It’s funny how place influences whisky. I’m not talking about terroir, or region of origin, I’m talking about how sometimes the place where you enjoy a certain whisky can affect your perception of it. Whisky, wine, and food writers alike all wax poetic about this phenomenon, and it usually takes the form of a wistful soliloquy about sand between your toes or back-slapping camaraderie. I personally have a fondness for Sol beer after a trip with college buddies to Mexico found me dragging my sun-bleached, sweat-drenched, weary corpse to the nearest restaurant to bask in the glory of (several) ice-cold Sols and locally-caught marlin tostadas. Whenever I open a Sol (which is basically the Michelob to Mexico’s Bud Light, Corona), I’m back in Mexico, young and invincible, and eating those $2 tostadas again.
This year, on a trip to visit the battlefield at Gettysburg (my first time), I dashed to the local state-run liquor store, arriving a few minutes before closing, to secure booze for a week that promised a lot of walking around in the sun and looking at monuments. I spied a bottle of Dad’s Hat Pennsyvania Rye and figured why not choose a local whiskey? It wasn’t the best whiskey I’ve ever had, nor the best rye. But, if necessity is the mother of invention, then desperation might just be the mother of the best damn whisky sour I have ever made. Maybe it was my vacation mentality, or maybe it was squeezing lemons with the back of a kitchen knife in some AirBnb kitchen, or making simple syrup out of a half-full bear-shaped bottle of honey and tap water… whatever it was, I have never been able to replicate those Dad’s Hat Whisky Sours since I’ve returned home. Ah well, at least we’ll always have Gettysburg.

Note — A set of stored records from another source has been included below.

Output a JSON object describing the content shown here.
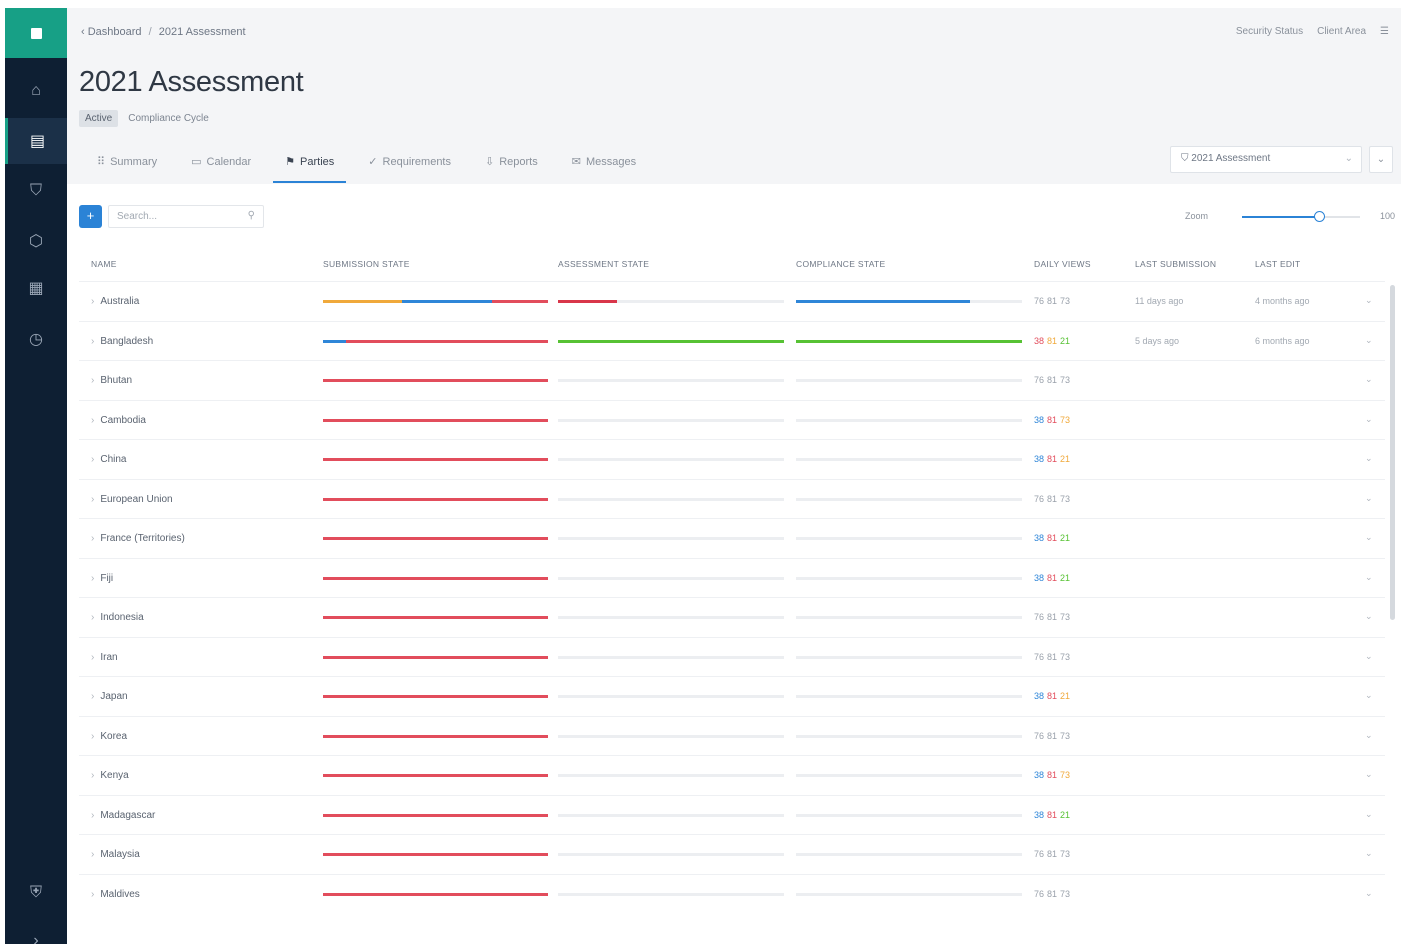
{
  "sidebar": {
    "logo_icon": "square-logo-icon",
    "items": [
      {
        "icon": "home-icon",
        "glyph": "⌂"
      },
      {
        "icon": "dashboard-icon",
        "glyph": "▤"
      },
      {
        "icon": "shield-icon",
        "glyph": "⛉"
      },
      {
        "icon": "cube-icon",
        "glyph": "⬡"
      },
      {
        "icon": "building-icon",
        "glyph": "▦"
      },
      {
        "icon": "clock-icon",
        "glyph": "◷"
      }
    ],
    "bottom_items": [
      {
        "icon": "shield-check-icon",
        "glyph": "⛨"
      },
      {
        "icon": "chevron-right-icon",
        "glyph": "›"
      }
    ]
  },
  "header": {
    "breadcrumb": [
      "Dashboard",
      "2021 Assessment"
    ],
    "right_links": [
      "Security Status",
      "Client Area"
    ],
    "title": "2021 Assessment",
    "badge": "Active",
    "badge_text": "Compliance Cycle"
  },
  "tabs": [
    {
      "label": "Summary",
      "glyph": "⠿"
    },
    {
      "label": "Calendar",
      "glyph": "▭"
    },
    {
      "label": "Parties",
      "glyph": "⚑",
      "active": true
    },
    {
      "label": "Requirements",
      "glyph": "✓"
    },
    {
      "label": "Reports",
      "glyph": "⇩"
    },
    {
      "label": "Messages",
      "glyph": "✉"
    }
  ],
  "assessment_select": {
    "value": "2021 Assessment"
  },
  "toolbar": {
    "add_label": "+",
    "search_placeholder": "Search...",
    "zoom_label": "Zoom",
    "zoom_value": "100",
    "zoom_level": 0.65
  },
  "table": {
    "headers": [
      "NAME",
      "SUBMISSION STATE",
      "ASSESSMENT STATE",
      "COMPLIANCE STATE",
      "DAILY VIEWS",
      "LAST SUBMISSION",
      "LAST EDIT"
    ],
    "rows": [
      {
        "name": "Australia",
        "submission": [
          [
            "#f0a93b",
            0.35
          ],
          [
            "#2f86d8",
            0.4
          ],
          [
            "#e24d5c",
            0.25
          ]
        ],
        "assessment": [
          [
            "#d9364a",
            0.26
          ]
        ],
        "compliance": [
          [
            "#2f86d8",
            0.77
          ]
        ],
        "scores": [
          {
            "v": "76",
            "c": "#9aa1ab"
          },
          {
            "v": "81",
            "c": "#9aa1ab"
          },
          {
            "v": "73",
            "c": "#9aa1ab"
          }
        ],
        "last_submission": "11 days ago",
        "last_edit": "4 months ago"
      },
      {
        "name": "Bangladesh",
        "submission": [
          [
            "#2f86d8",
            0.1
          ],
          [
            "#e24d5c",
            0.9
          ]
        ],
        "assessment": [
          [
            "#57c234",
            1.0
          ]
        ],
        "compliance": [
          [
            "#57c234",
            1.0
          ]
        ],
        "scores": [
          {
            "v": "38",
            "c": "#e24d5c"
          },
          {
            "v": "81",
            "c": "#f0a93b"
          },
          {
            "v": "21",
            "c": "#57c234"
          }
        ],
        "last_submission": "5 days ago",
        "last_edit": "6 months ago"
      },
      {
        "name": "Bhutan",
        "submission": [
          [
            "#e24d5c",
            1.0
          ]
        ],
        "assessment": [],
        "compliance": [],
        "scores": [
          {
            "v": "76",
            "c": "#9aa1ab"
          },
          {
            "v": "81",
            "c": "#9aa1ab"
          },
          {
            "v": "73",
            "c": "#9aa1ab"
          }
        ],
        "last_submission": "",
        "last_edit": ""
      },
      {
        "name": "Cambodia",
        "submission": [
          [
            "#e24d5c",
            1.0
          ]
        ],
        "assessment": [],
        "compliance": [],
        "scores": [
          {
            "v": "38",
            "c": "#2f86d8"
          },
          {
            "v": "81",
            "c": "#e24d5c"
          },
          {
            "v": "73",
            "c": "#f0a93b"
          }
        ],
        "last_submission": "",
        "last_edit": ""
      },
      {
        "name": "China",
        "submission": [
          [
            "#e24d5c",
            1.0
          ]
        ],
        "assessment": [],
        "compliance": [],
        "scores": [
          {
            "v": "38",
            "c": "#2f86d8"
          },
          {
            "v": "81",
            "c": "#e24d5c"
          },
          {
            "v": "21",
            "c": "#f0a93b"
          }
        ],
        "last_submission": "",
        "last_edit": ""
      },
      {
        "name": "European Union",
        "submission": [
          [
            "#e24d5c",
            1.0
          ]
        ],
        "assessment": [],
        "compliance": [],
        "scores": [
          {
            "v": "76",
            "c": "#9aa1ab"
          },
          {
            "v": "81",
            "c": "#9aa1ab"
          },
          {
            "v": "73",
            "c": "#9aa1ab"
          }
        ],
        "last_submission": "",
        "last_edit": ""
      },
      {
        "name": "France (Territories)",
        "submission": [
          [
            "#e24d5c",
            1.0
          ]
        ],
        "assessment": [],
        "compliance": [],
        "scores": [
          {
            "v": "38",
            "c": "#2f86d8"
          },
          {
            "v": "81",
            "c": "#e24d5c"
          },
          {
            "v": "21",
            "c": "#57c234"
          }
        ],
        "last_submission": "",
        "last_edit": ""
      },
      {
        "name": "Fiji",
        "submission": [
          [
            "#e24d5c",
            1.0
          ]
        ],
        "assessment": [],
        "compliance": [],
        "scores": [
          {
            "v": "38",
            "c": "#2f86d8"
          },
          {
            "v": "81",
            "c": "#e24d5c"
          },
          {
            "v": "21",
            "c": "#57c234"
          }
        ],
        "last_submission": "",
        "last_edit": ""
      },
      {
        "name": "Indonesia",
        "submission": [
          [
            "#e24d5c",
            1.0
          ]
        ],
        "assessment": [],
        "compliance": [],
        "scores": [
          {
            "v": "76",
            "c": "#9aa1ab"
          },
          {
            "v": "81",
            "c": "#9aa1ab"
          },
          {
            "v": "73",
            "c": "#9aa1ab"
          }
        ],
        "last_submission": "",
        "last_edit": ""
      },
      {
        "name": "Iran",
        "submission": [
          [
            "#e24d5c",
            1.0
          ]
        ],
        "assessment": [],
        "compliance": [],
        "scores": [
          {
            "v": "76",
            "c": "#9aa1ab"
          },
          {
            "v": "81",
            "c": "#9aa1ab"
          },
          {
            "v": "73",
            "c": "#9aa1ab"
          }
        ],
        "last_submission": "",
        "last_edit": ""
      },
      {
        "name": "Japan",
        "submission": [
          [
            "#e24d5c",
            1.0
          ]
        ],
        "assessment": [],
        "compliance": [],
        "scores": [
          {
            "v": "38",
            "c": "#2f86d8"
          },
          {
            "v": "81",
            "c": "#e24d5c"
          },
          {
            "v": "21",
            "c": "#f0a93b"
          }
        ],
        "last_submission": "",
        "last_edit": ""
      },
      {
        "name": "Korea",
        "submission": [
          [
            "#e24d5c",
            1.0
          ]
        ],
        "assessment": [],
        "compliance": [],
        "scores": [
          {
            "v": "76",
            "c": "#9aa1ab"
          },
          {
            "v": "81",
            "c": "#9aa1ab"
          },
          {
            "v": "73",
            "c": "#9aa1ab"
          }
        ],
        "last_submission": "",
        "last_edit": ""
      },
      {
        "name": "Kenya",
        "submission": [
          [
            "#e24d5c",
            1.0
          ]
        ],
        "assessment": [],
        "compliance": [],
        "scores": [
          {
            "v": "38",
            "c": "#2f86d8"
          },
          {
            "v": "81",
            "c": "#e24d5c"
          },
          {
            "v": "73",
            "c": "#f0a93b"
          }
        ],
        "last_submission": "",
        "last_edit": ""
      },
      {
        "name": "Madagascar",
        "submission": [
          [
            "#e24d5c",
            1.0
          ]
        ],
        "assessment": [],
        "compliance": [],
        "scores": [
          {
            "v": "38",
            "c": "#2f86d8"
          },
          {
            "v": "81",
            "c": "#e24d5c"
          },
          {
            "v": "21",
            "c": "#57c234"
          }
        ],
        "last_submission": "",
        "last_edit": ""
      },
      {
        "name": "Malaysia",
        "submission": [
          [
            "#e24d5c",
            1.0
          ]
        ],
        "assessment": [],
        "compliance": [],
        "scores": [
          {
            "v": "76",
            "c": "#9aa1ab"
          },
          {
            "v": "81",
            "c": "#9aa1ab"
          },
          {
            "v": "73",
            "c": "#9aa1ab"
          }
        ],
        "last_submission": "",
        "last_edit": ""
      },
      {
        "name": "Maldives",
        "submission": [
          [
            "#e24d5c",
            1.0
          ]
        ],
        "assessment": [],
        "compliance": [],
        "scores": [
          {
            "v": "76",
            "c": "#9aa1ab"
          },
          {
            "v": "81",
            "c": "#9aa1ab"
          },
          {
            "v": "73",
            "c": "#9aa1ab"
          }
        ],
        "last_submission": "",
        "last_edit": ""
      }
    ]
  },
  "colors": {
    "accent": "#2b83d6",
    "brand": "#17a086",
    "sidebar": "#0e1f33",
    "red": "#e24d5c",
    "green": "#57c234",
    "orange": "#f0a93b",
    "blue": "#2f86d8"
  }
}
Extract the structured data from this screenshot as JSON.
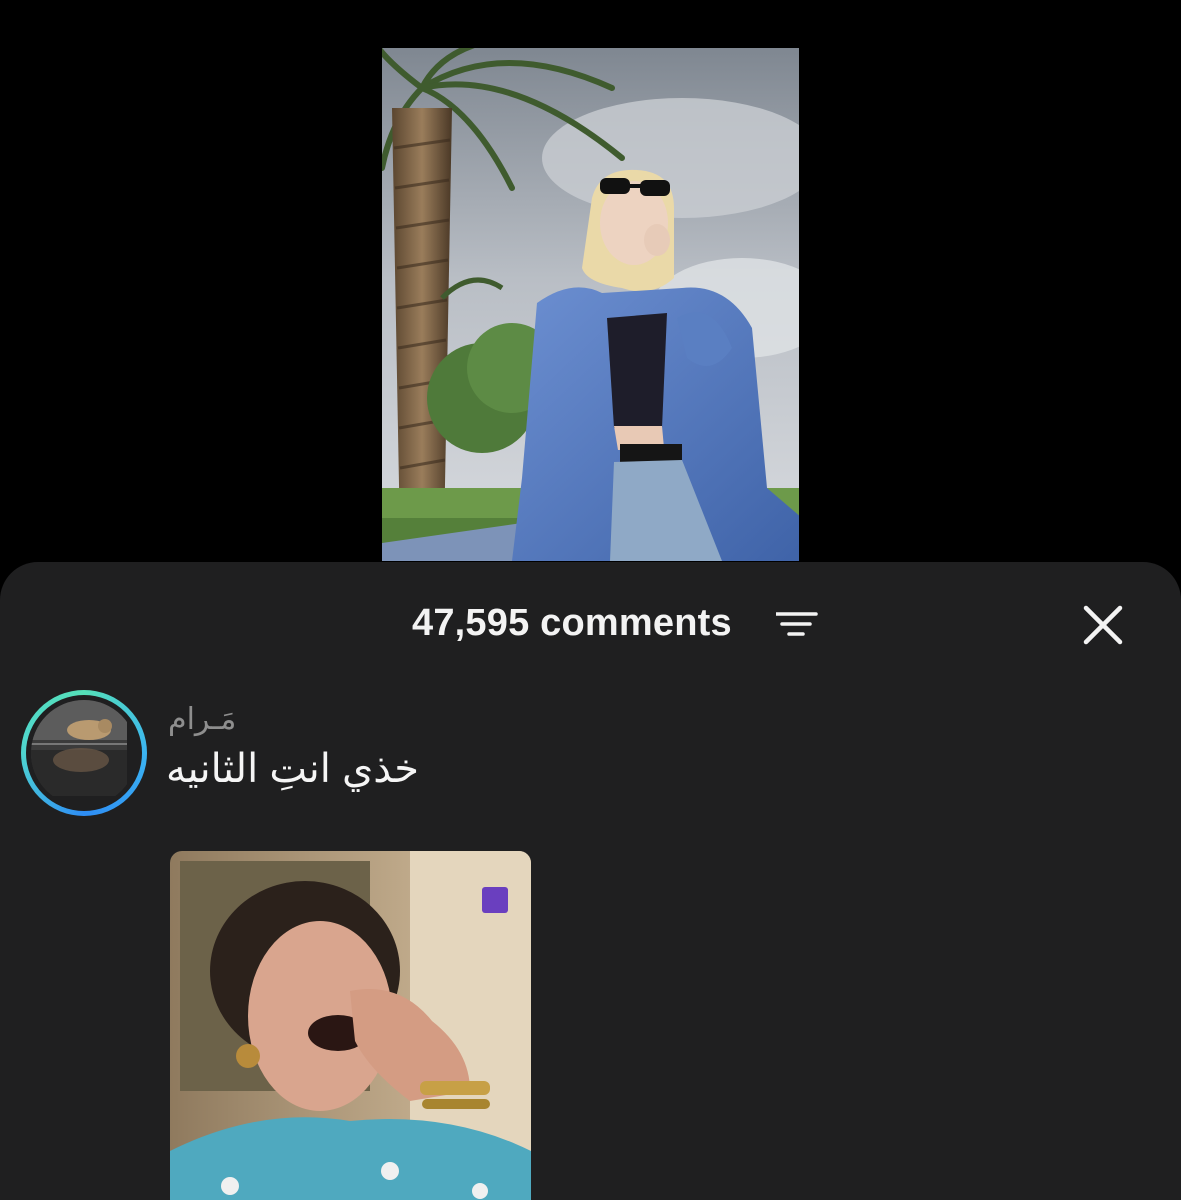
{
  "video": {
    "description_icon": "video-thumbnail"
  },
  "comments_sheet": {
    "count_label": "47,595 comments",
    "sort_icon": "sort-lines-icon",
    "close_icon": "close-icon"
  },
  "comment": {
    "username": "مَـرام",
    "text": "خذي انتِ الثانيه",
    "avatar_icon": "avatar",
    "attachment_icon": "gif-attachment"
  },
  "colors": {
    "background": "#000000",
    "sheet": "#1f1f20",
    "primary_text": "#f3f3f3",
    "secondary_text": "#8e8e8e",
    "story_ring_start": "#55e0b8",
    "story_ring_end": "#2e8df5"
  }
}
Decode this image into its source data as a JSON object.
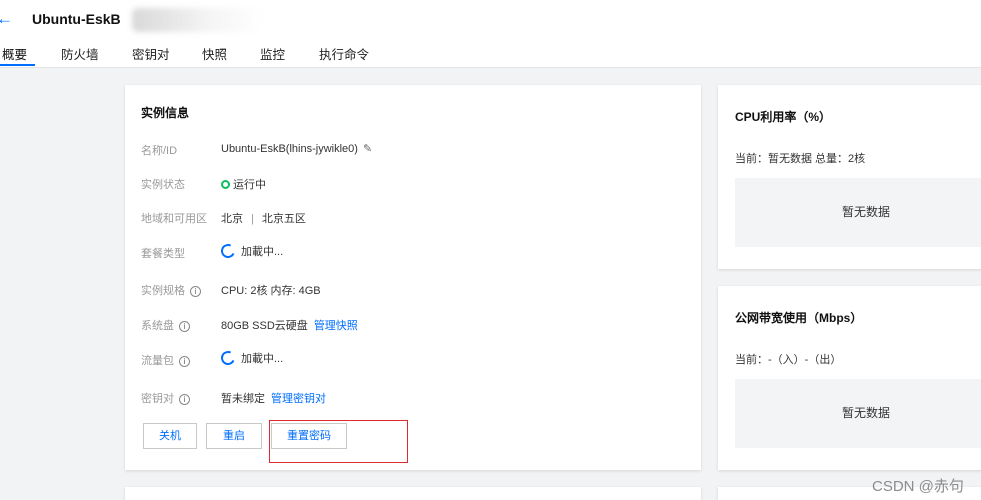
{
  "header": {
    "back_icon": "arrow-left-icon",
    "title": "Ubuntu-EskB",
    "tabs": [
      "概要",
      "防火墙",
      "密钥对",
      "快照",
      "监控",
      "执行命令"
    ]
  },
  "instance": {
    "title": "实例信息",
    "rows": [
      {
        "label": "名称/ID",
        "value": "Ubuntu-EskB(lhins-jywikle0)"
      },
      {
        "label": "实例状态",
        "value": "运行中"
      },
      {
        "label": "地域和可用区",
        "region": "北京",
        "separator": "|",
        "zone": "北京五区"
      },
      {
        "label": "套餐类型",
        "value": "加載中..."
      },
      {
        "label": "实例规格",
        "value": "CPU: 2核 内存: 4GB"
      },
      {
        "label": "系统盘",
        "value": "80GB SSD云硬盘",
        "link": "管理快照"
      },
      {
        "label": "流量包",
        "value": "加載中..."
      },
      {
        "label": "密钥对",
        "value": "暂未绑定",
        "link": "管理密钥对"
      }
    ],
    "buttons": {
      "shutdown": "关机",
      "restart": "重启",
      "reset_password": "重置密码"
    }
  },
  "cpu": {
    "title": "CPU利用率（%）",
    "subtitle": "当前：暂无数据 总量：2核",
    "empty": "暂无数据"
  },
  "bandwidth": {
    "title": "公网带宽使用（Mbps）",
    "subtitle": "当前：-（入）-（出）",
    "empty": "暂无数据"
  },
  "watermark": "CSDN @赤句",
  "colors": {
    "accent": "#006eff",
    "running": "#0abf5b",
    "highlight_box": "#e0292f"
  }
}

Dad’s Hat is a craft Pennsylvania rye made by Mountain Laurel Spirits, LLC, at the Grundy Mill Distillery in Bristol, PA. A locally-sourced mashbill of 80% rye, 15% malted barley, and 5% malted rye is distilled and then aged for six months in new, charred oak quarter casks. There’s some uncertainty about whether Dad’s Hat “counts” as Monongahela rye, that extinct style of rye that once dominated the US rye whiskey market. Bristol is in eastern Pennsylvania (not western PA, where the Monongahela river runs), and Dad’s Hat co-founder Herman Mihalich has stated that the brand is looking for flavor over authenticity. That said, Dad’s Hat uses a combination of malted and unmalted rye, which is one of the traditions that marked the Monongahela rye style.
Dad’s Hat also now produces a Straight Rye, a Bonded Straight Rye, and port- and vermouth-finished editions, with more on the horizon.
Nose: Rye! Grassy and explosive, with a healthy dollop of tropical fruit (I can’t tell… pineapple? Coconut?), a woodsy pine/eucalyptus note which seems to be the hallmark of young rye, and a dry herbal kick of something like anise or fennel.
Palate: Medium-heavy body, slightly chewy. A heavy dose of spice cabinet, primarily cinnamon and clove, which come across as fresh, not dusty. Slightly bitter vegetal notes pervade the midpalate, like green peppercorn and mown grass. At first this appears original and inventive, but then quickly betrays the youth of the spirit.
Finish: Medium in length. The pine notes return, as does the grass. A ghostly note of caraway comes and goes, and the whole fades with cinnamon, now stale.
With Water: Several drops of water amp up the grassy notes, alas, covering up some of the fruit. The palate becomes sweeter – cinnamon rolls – and brings out menthol on the finish. Try both with and without water.
Overall: A rough-and-ready craft rye with a perfectly-chosen ABV, an eclectic but coherent array of rye aromas and flavors, and a few surprises. The grassy youth of the rye comes through like light through a tattered window curtain, sometimes marring the experience. Man would this be good with a few more years on it.
Note: This makes an unexpectedly tasty whiskey sour, where the sugar and lemon provide an excellent foil for the herbal and spicy notes, and manage to cover up most of the youthful character. If you have a bottle, give a whiskey sour a try with it. Try honey syrup instead of white sugar.